Due to its high mortality rate, ongoing efforts are needed to further reduce the incidence of listeriosis. Proper storage and handling of refrigerated ready-to-eat foods can help reduce the risk of listeriosis; if the disease develops, assessing its severity is essential before antimicrobial therapy is instituted.
Febrile gastroenteritis due to Listeria monocytogenes is self-limited, with a typical duration of less than 2 days; hence in most instances antimicrobial treatment is not warranted. Nevertheless, antibiotics should be introduced as early as possible in the cases of bacteremia as disease can be severe with high mortality rates.
An antibiotic of choice should be able to enter the host cells, bind to the penicillin-binding protein 3 (PBP3) of Listeria and remain active in the hostile intracellular environment. Listeria strains are generally susceptible to the clinically important antibiotics, albeit usually resistant to cephalosporins.
Based on in vitro susceptibility testing, animal studies and case reports, ampicillin and penicillin (often in combination with gentamicin) represent first-line therapy of invasive listeriosis, especially in patients older than 50. In immunocompromised individuals the addition of rifampicin helps to eradicate the remaining bacteria and cure infection.
The adequate dose is also important. Knowing that Listeria monocytogenes has a high affinity for the central nervous system, the dosages of drugs intended for patients with listerial meningitis should be used for all individuals with listeriosis – even in the absence of proven neuroinvasive disease.
For patients intolerant or allergic to penicillins, trimethoprim-sulfamethoxazole is considered to be the best alternative single agent. Certain animal studies and in vitro data suggest a potential role for the newer fluoroquinolones, but clinical data are lacking.

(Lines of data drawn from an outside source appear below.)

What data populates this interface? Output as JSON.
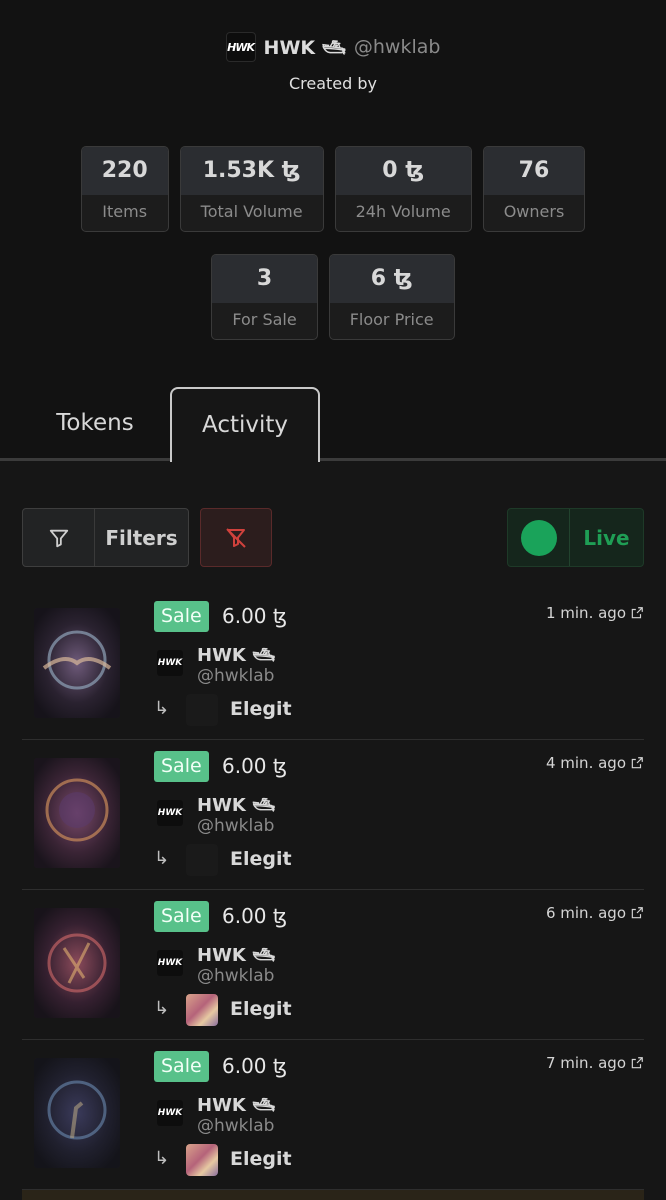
{
  "creator": {
    "logo_text": "HWK",
    "name": "HWK 🛥",
    "handle": "@hwklab",
    "created_by_label": "Created by"
  },
  "stats_row1": [
    {
      "value": "220",
      "label": "Items"
    },
    {
      "value": "1.53K ꜩ",
      "label": "Total Volume"
    },
    {
      "value": "0 ꜩ",
      "label": "24h Volume"
    },
    {
      "value": "76",
      "label": "Owners"
    }
  ],
  "stats_row2": [
    {
      "value": "3",
      "label": "For Sale"
    },
    {
      "value": "6 ꜩ",
      "label": "Floor Price"
    }
  ],
  "tabs": {
    "tokens": "Tokens",
    "activity": "Activity"
  },
  "toolbar": {
    "filters_label": "Filters",
    "live_label": "Live"
  },
  "activity": [
    {
      "type": "Sale",
      "price": "6.00 ꜩ",
      "time": "1 min. ago",
      "seller_name": "HWK 🛥",
      "seller_handle": "@hwklab",
      "buyer": "Elegit"
    },
    {
      "type": "Sale",
      "price": "6.00 ꜩ",
      "time": "4 min. ago",
      "seller_name": "HWK 🛥",
      "seller_handle": "@hwklab",
      "buyer": "Elegit"
    },
    {
      "type": "Sale",
      "price": "6.00 ꜩ",
      "time": "6 min. ago",
      "seller_name": "HWK 🛥",
      "seller_handle": "@hwklab",
      "buyer": "Elegit"
    },
    {
      "type": "Sale",
      "price": "6.00 ꜩ",
      "time": "7 min. ago",
      "seller_name": "HWK 🛥",
      "seller_handle": "@hwklab",
      "buyer": "Elegit"
    }
  ],
  "colors": {
    "sale_badge": "#58c18a",
    "live": "#1aa35a",
    "clear_filter": "#d0413c"
  }
}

Clinically significant antimicrobial resistance isolates of Listeria monocytogenes has not been encountered, but vigilance is warranted. Several research groups have identified putative genetic loci that may regulate tolerance to bacteriocins, ampicillin and penicillin, and transfer of resistance from enterococci has been documented.

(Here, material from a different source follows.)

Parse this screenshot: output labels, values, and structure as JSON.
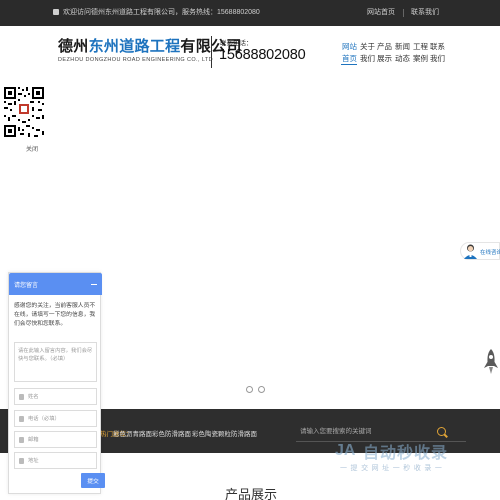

Most effective strategies to control Listeria in high-risk foods include good manufacturing practices, time and temperature controls throughout the entire distribution and storage period, as well as adequate post packaging treatments to minimize environmental Listeria monocytogenes contamination and to destroy this microorganism on products.
High-risk individuals (i.e. pregnant women, the elderly and immunocompromised individuals) should be given thorough instructions on healthy eating, including specific information on high-risk foods that they should avoid, and strategies to reduce their risk (such as thorough cooking, avoidance of cross-contamination, and short-term refrigerated storage of cooked foods).
Science-based education and risk communication strategies aimed at vulnerable populations and focused on high-risk foods should be delivered through health care providers or other trustworthy sources of information. If pregnant women are unfamiliar of possible consequences of contracting Listeria, the mother and child are in danger of health complications.